> _Prompt_: Nothing except the pictures should be left out when you reproduce the listing exactly.
--------------------
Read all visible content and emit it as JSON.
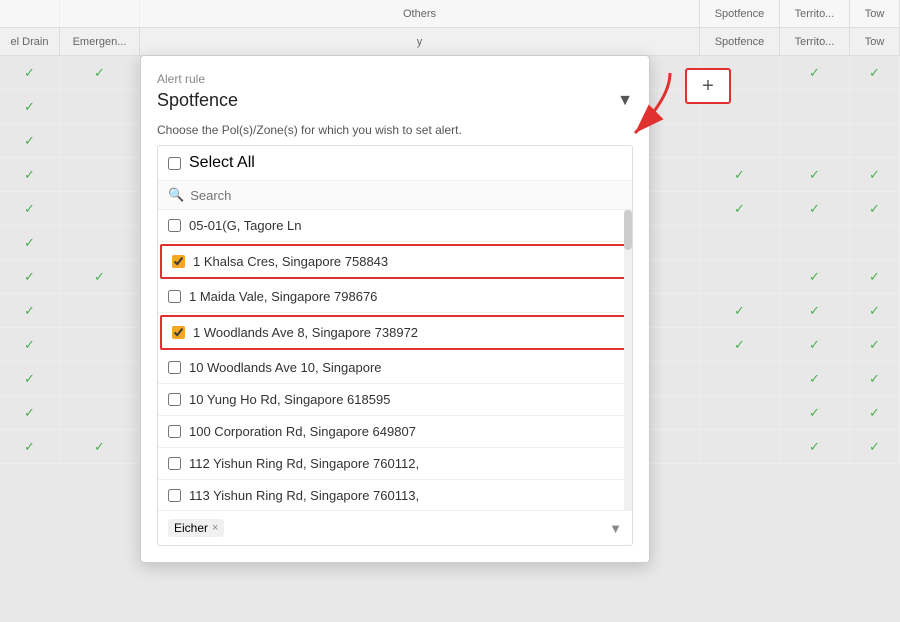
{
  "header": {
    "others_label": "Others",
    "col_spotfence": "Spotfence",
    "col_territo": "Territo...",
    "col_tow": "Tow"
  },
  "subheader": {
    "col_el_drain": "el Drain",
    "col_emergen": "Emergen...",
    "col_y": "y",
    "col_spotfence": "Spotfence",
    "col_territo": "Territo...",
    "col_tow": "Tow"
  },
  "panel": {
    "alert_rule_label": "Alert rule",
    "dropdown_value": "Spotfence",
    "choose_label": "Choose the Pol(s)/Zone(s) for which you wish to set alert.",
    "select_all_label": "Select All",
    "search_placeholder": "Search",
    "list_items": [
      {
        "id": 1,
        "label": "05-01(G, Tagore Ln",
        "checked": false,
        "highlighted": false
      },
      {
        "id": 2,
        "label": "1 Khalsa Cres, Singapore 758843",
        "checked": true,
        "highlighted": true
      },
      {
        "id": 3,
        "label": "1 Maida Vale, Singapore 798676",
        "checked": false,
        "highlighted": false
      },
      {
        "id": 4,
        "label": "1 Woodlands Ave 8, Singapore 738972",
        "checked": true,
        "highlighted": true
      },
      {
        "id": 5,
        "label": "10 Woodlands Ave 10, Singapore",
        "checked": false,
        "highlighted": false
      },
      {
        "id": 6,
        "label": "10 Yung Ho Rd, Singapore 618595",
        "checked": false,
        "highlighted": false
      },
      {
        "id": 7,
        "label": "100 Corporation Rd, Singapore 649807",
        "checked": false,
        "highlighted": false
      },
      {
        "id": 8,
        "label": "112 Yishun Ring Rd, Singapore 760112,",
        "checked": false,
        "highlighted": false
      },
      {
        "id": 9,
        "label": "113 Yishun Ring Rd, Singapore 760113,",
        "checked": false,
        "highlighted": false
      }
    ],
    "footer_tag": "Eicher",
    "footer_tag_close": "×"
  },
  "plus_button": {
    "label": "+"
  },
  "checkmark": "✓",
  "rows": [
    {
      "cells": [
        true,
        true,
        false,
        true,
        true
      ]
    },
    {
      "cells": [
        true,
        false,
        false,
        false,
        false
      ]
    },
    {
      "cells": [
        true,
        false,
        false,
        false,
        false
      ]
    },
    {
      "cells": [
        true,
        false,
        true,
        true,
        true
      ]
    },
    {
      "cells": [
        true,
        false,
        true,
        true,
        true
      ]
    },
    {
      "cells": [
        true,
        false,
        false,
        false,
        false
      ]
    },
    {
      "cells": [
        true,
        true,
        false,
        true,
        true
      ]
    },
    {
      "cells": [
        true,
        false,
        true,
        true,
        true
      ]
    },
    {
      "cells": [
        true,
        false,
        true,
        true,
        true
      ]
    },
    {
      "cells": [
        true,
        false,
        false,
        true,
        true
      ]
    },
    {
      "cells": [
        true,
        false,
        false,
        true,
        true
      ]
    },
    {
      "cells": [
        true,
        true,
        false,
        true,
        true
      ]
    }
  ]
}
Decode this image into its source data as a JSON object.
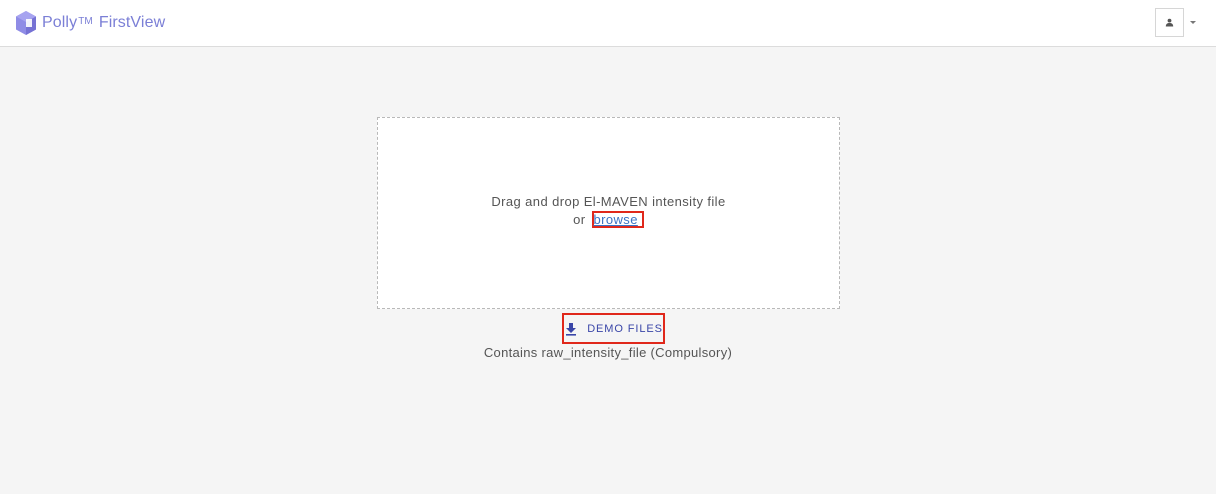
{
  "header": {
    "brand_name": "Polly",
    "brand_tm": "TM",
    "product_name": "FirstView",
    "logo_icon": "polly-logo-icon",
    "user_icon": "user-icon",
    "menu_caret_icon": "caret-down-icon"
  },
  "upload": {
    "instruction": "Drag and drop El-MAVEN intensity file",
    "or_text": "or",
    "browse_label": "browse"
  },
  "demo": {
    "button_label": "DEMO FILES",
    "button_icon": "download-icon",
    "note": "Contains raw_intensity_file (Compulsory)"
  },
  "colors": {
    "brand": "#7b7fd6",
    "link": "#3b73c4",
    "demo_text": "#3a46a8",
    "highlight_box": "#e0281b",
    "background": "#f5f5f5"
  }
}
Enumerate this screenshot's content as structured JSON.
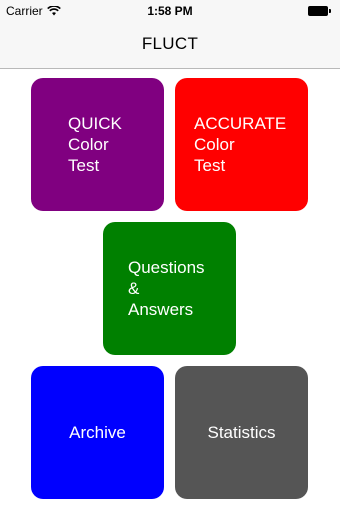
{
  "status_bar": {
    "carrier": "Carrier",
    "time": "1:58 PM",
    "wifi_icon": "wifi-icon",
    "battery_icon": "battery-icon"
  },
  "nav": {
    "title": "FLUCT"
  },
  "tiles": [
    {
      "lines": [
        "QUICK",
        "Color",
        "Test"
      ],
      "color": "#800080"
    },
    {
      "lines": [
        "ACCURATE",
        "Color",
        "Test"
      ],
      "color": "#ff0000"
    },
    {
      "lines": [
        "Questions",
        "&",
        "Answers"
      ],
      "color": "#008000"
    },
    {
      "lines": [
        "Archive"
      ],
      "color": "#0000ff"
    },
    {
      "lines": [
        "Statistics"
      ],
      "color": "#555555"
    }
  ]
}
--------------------
> _Reply_:
Read all visible content and emit it as JSON.
{
  "header": {
    "others_label": "Others",
    "col_spotfence": "Spotfence",
    "col_territo": "Territo...",
    "col_tow": "Tow"
  },
  "subheader": {
    "col_el_drain": "el Drain",
    "col_emergen": "Emergen...",
    "col_y": "y",
    "col_spotfence": "Spotfence",
    "col_territo": "Territo...",
    "col_tow": "Tow"
  },
  "panel": {
    "alert_rule_label": "Alert rule",
    "dropdown_value": "Spotfence",
    "choose_label": "Choose the Pol(s)/Zone(s) for which you wish to set alert.",
    "select_all_label": "Select All",
    "search_placeholder": "Search",
    "list_items": [
      {
        "id": 1,
        "label": "05-01(G, Tagore Ln",
        "checked": false,
        "highlighted": false
      },
      {
        "id": 2,
        "label": "1 Khalsa Cres, Singapore 758843",
        "checked": true,
        "highlighted": true
      },
      {
        "id": 3,
        "label": "1 Maida Vale, Singapore 798676",
        "checked": false,
        "highlighted": false
      },
      {
        "id": 4,
        "label": "1 Woodlands Ave 8, Singapore 738972",
        "checked": true,
        "highlighted": true
      },
      {
        "id": 5,
        "label": "10 Woodlands Ave 10, Singapore",
        "checked": false,
        "highlighted": false
      },
      {
        "id": 6,
        "label": "10 Yung Ho Rd, Singapore 618595",
        "checked": false,
        "highlighted": false
      },
      {
        "id": 7,
        "label": "100 Corporation Rd, Singapore 649807",
        "checked": false,
        "highlighted": false
      },
      {
        "id": 8,
        "label": "112 Yishun Ring Rd, Singapore 760112,",
        "checked": false,
        "highlighted": false
      },
      {
        "id": 9,
        "label": "113 Yishun Ring Rd, Singapore 760113,",
        "checked": false,
        "highlighted": false
      }
    ],
    "footer_tag": "Eicher",
    "footer_tag_close": "×"
  },
  "plus_button": {
    "label": "+"
  },
  "checkmark": "✓",
  "rows": [
    {
      "cells": [
        true,
        true,
        false,
        true,
        true
      ]
    },
    {
      "cells": [
        true,
        false,
        false,
        false,
        false
      ]
    },
    {
      "cells": [
        true,
        false,
        false,
        false,
        false
      ]
    },
    {
      "cells": [
        true,
        false,
        true,
        true,
        true
      ]
    },
    {
      "cells": [
        true,
        false,
        true,
        true,
        true
      ]
    },
    {
      "cells": [
        true,
        false,
        false,
        false,
        false
      ]
    },
    {
      "cells": [
        true,
        true,
        false,
        true,
        true
      ]
    },
    {
      "cells": [
        true,
        false,
        true,
        true,
        true
      ]
    },
    {
      "cells": [
        true,
        false,
        true,
        true,
        true
      ]
    },
    {
      "cells": [
        true,
        false,
        false,
        true,
        true
      ]
    },
    {
      "cells": [
        true,
        false,
        false,
        true,
        true
      ]
    },
    {
      "cells": [
        true,
        true,
        false,
        true,
        true
      ]
    }
  ]
}
Decode this image into its source data as a JSON object.
{
  "header": {
    "brand_name": "Polly",
    "brand_tm": "TM",
    "product_name": "FirstView",
    "logo_icon": "polly-logo-icon",
    "user_icon": "user-icon",
    "menu_caret_icon": "caret-down-icon"
  },
  "upload": {
    "instruction": "Drag and drop El-MAVEN intensity file",
    "or_text": "or",
    "browse_label": "browse"
  },
  "demo": {
    "button_label": "DEMO FILES",
    "button_icon": "download-icon",
    "note": "Contains raw_intensity_file (Compulsory)"
  },
  "colors": {
    "brand": "#7b7fd6",
    "link": "#3b73c4",
    "demo_text": "#3a46a8",
    "highlight_box": "#e0281b",
    "background": "#f5f5f5"
  }
}
Enumerate this screenshot's content as structured JSON.
{
  "status_bar": {
    "carrier": "Carrier",
    "time": "1:58 PM",
    "wifi_icon": "wifi-icon",
    "battery_icon": "battery-icon"
  },
  "nav": {
    "title": "FLUCT"
  },
  "tiles": [
    {
      "lines": [
        "QUICK",
        "Color",
        "Test"
      ],
      "color": "#800080"
    },
    {
      "lines": [
        "ACCURATE",
        "Color",
        "Test"
      ],
      "color": "#ff0000"
    },
    {
      "lines": [
        "Questions",
        "&",
        "Answers"
      ],
      "color": "#008000"
    },
    {
      "lines": [
        "Archive"
      ],
      "color": "#0000ff"
    },
    {
      "lines": [
        "Statistics"
      ],
      "color": "#555555"
    }
  ]
}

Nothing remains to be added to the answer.